Biosensors for Detection of Pathogenic Microorganisms
Maria T. Dulay
The ubiquity of pathogenic microorganisms, such as bacteria, viruses and parasites, in food, water, and blood makes it necessary to have effective testing methods for such microorganisms. Conventional microbiological testing methods are time consuming in that they involve a morphological evaluation of the microorganism as well as tests for their viability and often an amplification step, and these methods lack the high sensitivity needed to detect low concentrations where even a single pathogenic organism in complex biological environments that may include other nonpathogenic organisms can be an infectious dose. To address the need for rapid and sensitive detection of microorganisms, our lab has been working on the development and application of cell-imprinted polymers for microorganism capture and detection. This research area began with imprinting of PDMS (polydimethylsiloxane), a viscoelastic polymer, with a variety of microorganisms, including bacteria and viruses.
The focus of this project is to develop cell imprints on polymers, including silane-based ones, whose properties can be modified by changing a variety of reaction parameters, which is an advantage over the use of PDMS. Briefly, a cellimprinted polymer is prepared by first creating a target bacteria template by adsorption of the bacteria onto an inert surface. Polymer reaction solution is poured over the template and the resulting polymer forms around the fixed bacteria, creating an imprint of the bacteria on the polymer, which is peeled from the template and used to capture the target bacteria from a suspension. This approach is just one of the ways that we imprint bacteria into these OSX polymers. The unique shape and chemical fingerprint of the targeted bacteria are captured in the polymer during imprinting. Capture of the targeted bacteria is achieved without laminar flow at room temperature or 30°C. Different detection schemes are coupled to the imprinted polymer biosensor, including optical methods.

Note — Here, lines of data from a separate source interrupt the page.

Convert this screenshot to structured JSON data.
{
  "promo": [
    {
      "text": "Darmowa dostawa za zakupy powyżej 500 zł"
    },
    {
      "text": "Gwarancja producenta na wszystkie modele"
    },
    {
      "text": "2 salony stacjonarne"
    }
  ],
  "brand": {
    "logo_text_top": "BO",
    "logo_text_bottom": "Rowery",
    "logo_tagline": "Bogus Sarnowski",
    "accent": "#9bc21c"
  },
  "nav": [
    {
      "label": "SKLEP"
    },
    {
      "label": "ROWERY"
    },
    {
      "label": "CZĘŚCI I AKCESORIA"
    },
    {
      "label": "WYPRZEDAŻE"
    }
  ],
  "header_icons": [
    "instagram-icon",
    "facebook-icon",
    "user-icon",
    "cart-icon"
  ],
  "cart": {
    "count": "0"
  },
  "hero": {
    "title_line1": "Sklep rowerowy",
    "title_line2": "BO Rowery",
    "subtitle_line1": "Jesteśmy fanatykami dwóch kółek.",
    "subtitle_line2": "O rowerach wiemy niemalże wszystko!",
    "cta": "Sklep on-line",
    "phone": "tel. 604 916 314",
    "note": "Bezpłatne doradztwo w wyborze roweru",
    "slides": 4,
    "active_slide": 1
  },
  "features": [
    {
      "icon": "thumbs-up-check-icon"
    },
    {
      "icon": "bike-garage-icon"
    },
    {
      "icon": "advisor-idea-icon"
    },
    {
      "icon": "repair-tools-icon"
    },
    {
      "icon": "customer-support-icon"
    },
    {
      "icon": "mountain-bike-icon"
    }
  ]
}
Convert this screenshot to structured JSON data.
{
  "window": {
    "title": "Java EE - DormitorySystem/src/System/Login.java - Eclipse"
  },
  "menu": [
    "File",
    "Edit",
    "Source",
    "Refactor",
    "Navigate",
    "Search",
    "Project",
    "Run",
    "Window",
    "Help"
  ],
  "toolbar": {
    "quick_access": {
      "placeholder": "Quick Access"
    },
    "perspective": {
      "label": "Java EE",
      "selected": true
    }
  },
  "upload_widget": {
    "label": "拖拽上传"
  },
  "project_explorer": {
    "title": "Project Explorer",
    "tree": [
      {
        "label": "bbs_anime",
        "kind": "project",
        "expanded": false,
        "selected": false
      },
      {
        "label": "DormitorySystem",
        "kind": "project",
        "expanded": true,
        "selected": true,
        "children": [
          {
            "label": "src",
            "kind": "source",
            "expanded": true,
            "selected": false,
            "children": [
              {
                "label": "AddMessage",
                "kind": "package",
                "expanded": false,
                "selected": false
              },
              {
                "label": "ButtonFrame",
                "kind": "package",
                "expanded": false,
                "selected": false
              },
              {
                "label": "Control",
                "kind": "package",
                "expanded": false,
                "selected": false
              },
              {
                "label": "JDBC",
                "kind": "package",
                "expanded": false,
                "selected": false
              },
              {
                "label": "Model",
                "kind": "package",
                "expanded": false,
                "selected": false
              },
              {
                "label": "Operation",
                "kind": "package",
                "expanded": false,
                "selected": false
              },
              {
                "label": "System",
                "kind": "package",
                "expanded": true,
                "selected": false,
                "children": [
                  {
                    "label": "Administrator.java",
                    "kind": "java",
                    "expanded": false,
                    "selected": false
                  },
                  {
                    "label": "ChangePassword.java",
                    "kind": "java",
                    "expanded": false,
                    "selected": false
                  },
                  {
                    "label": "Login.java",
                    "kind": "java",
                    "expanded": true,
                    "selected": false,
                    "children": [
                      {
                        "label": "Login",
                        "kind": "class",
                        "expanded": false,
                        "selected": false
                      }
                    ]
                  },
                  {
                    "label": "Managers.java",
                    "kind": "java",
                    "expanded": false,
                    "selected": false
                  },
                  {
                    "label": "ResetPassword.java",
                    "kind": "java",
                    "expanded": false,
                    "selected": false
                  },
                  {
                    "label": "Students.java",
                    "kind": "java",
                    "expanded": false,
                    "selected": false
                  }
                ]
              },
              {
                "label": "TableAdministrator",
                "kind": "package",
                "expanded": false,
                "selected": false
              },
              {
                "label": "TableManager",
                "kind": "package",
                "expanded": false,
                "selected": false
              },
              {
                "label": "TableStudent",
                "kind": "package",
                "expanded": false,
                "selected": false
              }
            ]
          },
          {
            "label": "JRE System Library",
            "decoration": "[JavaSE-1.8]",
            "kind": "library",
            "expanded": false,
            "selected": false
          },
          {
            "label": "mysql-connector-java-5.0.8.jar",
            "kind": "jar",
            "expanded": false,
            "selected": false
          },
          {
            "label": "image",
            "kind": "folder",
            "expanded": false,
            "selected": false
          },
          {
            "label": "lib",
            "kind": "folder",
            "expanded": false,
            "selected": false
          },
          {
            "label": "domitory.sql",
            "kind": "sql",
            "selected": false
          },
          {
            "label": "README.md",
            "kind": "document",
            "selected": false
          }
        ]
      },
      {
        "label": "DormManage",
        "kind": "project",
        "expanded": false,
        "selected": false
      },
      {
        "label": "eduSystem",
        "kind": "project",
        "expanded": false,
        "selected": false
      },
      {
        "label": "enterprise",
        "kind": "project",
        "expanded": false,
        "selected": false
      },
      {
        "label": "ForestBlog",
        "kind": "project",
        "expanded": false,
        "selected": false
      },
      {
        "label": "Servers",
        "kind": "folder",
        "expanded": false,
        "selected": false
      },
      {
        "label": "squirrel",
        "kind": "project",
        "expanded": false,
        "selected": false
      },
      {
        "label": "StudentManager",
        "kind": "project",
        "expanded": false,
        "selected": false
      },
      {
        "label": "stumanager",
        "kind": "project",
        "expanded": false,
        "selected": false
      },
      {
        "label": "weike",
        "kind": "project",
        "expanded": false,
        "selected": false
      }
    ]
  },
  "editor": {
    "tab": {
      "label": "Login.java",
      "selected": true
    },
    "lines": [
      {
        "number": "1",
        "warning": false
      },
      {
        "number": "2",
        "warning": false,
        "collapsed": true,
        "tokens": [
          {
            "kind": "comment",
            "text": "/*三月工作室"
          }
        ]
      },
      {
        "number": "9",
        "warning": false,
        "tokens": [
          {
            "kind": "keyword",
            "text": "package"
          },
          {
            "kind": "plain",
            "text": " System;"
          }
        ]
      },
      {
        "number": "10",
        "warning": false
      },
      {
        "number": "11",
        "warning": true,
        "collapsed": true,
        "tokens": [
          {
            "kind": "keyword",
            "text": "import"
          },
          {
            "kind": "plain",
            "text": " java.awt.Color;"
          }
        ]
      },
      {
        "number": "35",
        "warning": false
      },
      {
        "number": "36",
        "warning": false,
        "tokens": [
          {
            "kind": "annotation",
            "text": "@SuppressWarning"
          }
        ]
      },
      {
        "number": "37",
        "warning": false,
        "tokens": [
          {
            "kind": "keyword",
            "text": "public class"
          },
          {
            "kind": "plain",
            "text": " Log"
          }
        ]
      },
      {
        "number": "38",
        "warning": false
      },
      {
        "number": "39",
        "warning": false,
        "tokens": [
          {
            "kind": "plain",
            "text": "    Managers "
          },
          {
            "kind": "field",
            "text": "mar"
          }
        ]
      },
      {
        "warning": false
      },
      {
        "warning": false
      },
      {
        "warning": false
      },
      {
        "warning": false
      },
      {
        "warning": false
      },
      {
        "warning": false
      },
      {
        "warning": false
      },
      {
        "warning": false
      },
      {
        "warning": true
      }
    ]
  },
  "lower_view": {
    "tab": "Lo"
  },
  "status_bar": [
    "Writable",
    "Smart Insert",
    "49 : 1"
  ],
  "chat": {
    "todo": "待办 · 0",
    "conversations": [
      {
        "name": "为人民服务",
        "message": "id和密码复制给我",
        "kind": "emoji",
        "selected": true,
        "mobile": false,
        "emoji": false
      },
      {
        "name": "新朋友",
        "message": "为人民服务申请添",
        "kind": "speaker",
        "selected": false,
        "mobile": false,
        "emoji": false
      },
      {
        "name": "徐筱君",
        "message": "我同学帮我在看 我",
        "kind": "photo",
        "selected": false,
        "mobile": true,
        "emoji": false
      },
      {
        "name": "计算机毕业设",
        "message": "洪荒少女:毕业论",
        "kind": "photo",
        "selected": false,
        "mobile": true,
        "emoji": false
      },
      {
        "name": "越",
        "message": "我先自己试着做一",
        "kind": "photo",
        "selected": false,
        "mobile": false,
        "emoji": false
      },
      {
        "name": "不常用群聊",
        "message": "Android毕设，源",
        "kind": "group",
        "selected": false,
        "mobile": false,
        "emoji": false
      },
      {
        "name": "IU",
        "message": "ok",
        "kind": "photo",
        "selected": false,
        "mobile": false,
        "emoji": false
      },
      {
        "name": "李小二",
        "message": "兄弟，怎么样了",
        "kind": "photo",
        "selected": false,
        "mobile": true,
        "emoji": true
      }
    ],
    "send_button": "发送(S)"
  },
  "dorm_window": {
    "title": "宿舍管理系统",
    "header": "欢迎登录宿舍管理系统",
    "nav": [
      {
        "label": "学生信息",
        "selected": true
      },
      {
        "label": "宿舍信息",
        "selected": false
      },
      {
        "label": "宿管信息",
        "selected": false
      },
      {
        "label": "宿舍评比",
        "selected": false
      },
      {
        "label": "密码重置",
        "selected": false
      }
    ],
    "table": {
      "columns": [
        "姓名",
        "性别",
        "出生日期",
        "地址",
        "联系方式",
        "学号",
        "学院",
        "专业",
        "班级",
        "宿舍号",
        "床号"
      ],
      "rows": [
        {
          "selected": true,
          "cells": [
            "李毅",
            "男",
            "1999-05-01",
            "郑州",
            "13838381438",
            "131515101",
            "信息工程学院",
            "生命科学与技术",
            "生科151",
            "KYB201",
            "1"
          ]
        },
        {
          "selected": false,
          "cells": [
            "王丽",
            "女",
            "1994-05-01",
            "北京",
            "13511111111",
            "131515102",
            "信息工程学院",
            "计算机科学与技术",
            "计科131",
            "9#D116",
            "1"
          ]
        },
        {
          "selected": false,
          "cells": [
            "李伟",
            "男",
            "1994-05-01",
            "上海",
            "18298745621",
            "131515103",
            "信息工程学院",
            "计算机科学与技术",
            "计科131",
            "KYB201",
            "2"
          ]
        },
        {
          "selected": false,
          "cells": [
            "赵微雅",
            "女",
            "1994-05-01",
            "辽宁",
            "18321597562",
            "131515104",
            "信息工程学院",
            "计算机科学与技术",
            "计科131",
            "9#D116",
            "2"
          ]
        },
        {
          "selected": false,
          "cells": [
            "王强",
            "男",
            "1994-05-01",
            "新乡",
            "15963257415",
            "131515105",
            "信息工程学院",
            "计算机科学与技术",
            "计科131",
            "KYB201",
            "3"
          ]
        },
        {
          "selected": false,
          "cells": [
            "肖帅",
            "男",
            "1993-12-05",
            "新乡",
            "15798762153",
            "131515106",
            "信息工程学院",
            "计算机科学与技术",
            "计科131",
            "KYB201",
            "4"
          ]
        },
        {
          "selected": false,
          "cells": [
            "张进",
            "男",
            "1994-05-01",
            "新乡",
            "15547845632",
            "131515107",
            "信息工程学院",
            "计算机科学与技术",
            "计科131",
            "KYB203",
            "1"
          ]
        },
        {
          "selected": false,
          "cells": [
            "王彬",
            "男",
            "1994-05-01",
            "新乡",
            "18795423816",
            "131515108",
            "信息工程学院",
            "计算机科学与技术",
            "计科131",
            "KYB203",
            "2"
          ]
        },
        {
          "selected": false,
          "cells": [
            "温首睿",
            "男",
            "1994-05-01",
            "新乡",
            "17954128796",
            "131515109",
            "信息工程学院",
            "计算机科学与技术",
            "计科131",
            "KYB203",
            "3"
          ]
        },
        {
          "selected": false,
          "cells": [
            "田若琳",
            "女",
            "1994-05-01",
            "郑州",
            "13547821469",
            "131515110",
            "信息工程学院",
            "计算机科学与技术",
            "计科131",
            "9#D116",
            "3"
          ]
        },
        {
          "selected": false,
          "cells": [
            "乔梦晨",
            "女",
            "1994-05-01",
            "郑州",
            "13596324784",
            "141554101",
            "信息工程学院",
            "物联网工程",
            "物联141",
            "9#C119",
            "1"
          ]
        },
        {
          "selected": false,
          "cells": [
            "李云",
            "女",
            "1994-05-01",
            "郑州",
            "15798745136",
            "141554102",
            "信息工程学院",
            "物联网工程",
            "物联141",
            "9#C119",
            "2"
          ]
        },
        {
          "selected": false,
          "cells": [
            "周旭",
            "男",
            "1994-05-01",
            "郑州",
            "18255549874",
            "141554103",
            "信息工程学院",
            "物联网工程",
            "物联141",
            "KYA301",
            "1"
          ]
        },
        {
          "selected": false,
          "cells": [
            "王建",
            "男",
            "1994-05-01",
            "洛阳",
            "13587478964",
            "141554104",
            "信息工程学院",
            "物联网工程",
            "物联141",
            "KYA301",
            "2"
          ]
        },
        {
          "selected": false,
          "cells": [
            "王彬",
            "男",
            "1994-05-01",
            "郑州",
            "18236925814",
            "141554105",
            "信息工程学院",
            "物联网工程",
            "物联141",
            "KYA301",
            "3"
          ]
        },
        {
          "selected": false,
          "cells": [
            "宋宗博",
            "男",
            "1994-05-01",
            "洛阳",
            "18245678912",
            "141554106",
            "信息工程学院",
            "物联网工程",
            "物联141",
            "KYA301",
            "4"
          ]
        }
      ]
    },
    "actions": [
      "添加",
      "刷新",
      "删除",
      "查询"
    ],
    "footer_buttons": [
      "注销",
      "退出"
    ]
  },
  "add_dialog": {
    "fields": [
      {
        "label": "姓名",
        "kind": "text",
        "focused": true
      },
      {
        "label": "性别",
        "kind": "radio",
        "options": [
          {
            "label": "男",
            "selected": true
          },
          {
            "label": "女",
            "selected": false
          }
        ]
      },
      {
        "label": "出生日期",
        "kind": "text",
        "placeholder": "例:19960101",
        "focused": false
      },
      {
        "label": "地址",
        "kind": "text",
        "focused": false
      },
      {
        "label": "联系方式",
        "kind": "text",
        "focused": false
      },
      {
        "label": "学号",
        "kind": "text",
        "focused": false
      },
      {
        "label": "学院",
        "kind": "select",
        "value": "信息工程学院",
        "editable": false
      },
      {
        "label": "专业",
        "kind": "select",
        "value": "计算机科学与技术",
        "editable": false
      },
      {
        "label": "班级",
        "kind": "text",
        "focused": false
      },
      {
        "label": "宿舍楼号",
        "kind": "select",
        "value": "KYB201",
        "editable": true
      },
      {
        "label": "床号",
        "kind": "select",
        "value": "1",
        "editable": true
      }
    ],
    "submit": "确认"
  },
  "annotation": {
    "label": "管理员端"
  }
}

Preliminary results using E. coli-GFP-imprinted sol-gel polymers as shown in Figure 1 demonstrate the potential of these imprinted OSX polymers for the capture of target bacteria within 30 minutes at 30° C by gravitational settling (no laminar flow) in the imprinted area of the polymer. Furthermore, differentiation between the targeted chemically inactivated bacterium E. coli, and non-targeted S. typhimurium and native E. coli is demonstrated with high selectivity compared to imprinted PDMS. By designing cell-imprinted OSX polymers as biosensors for microorganisms such as bacteria, we hope to have a rapid, sensitive, and inexpensive device for the detection of pathogenic microorganisms in different environments. The use of these devices as point-of-care biosensors is one application that we are pursuing. Figure 2 show SEM images of E. coli-GFP-imprinted OSX polymers and a template.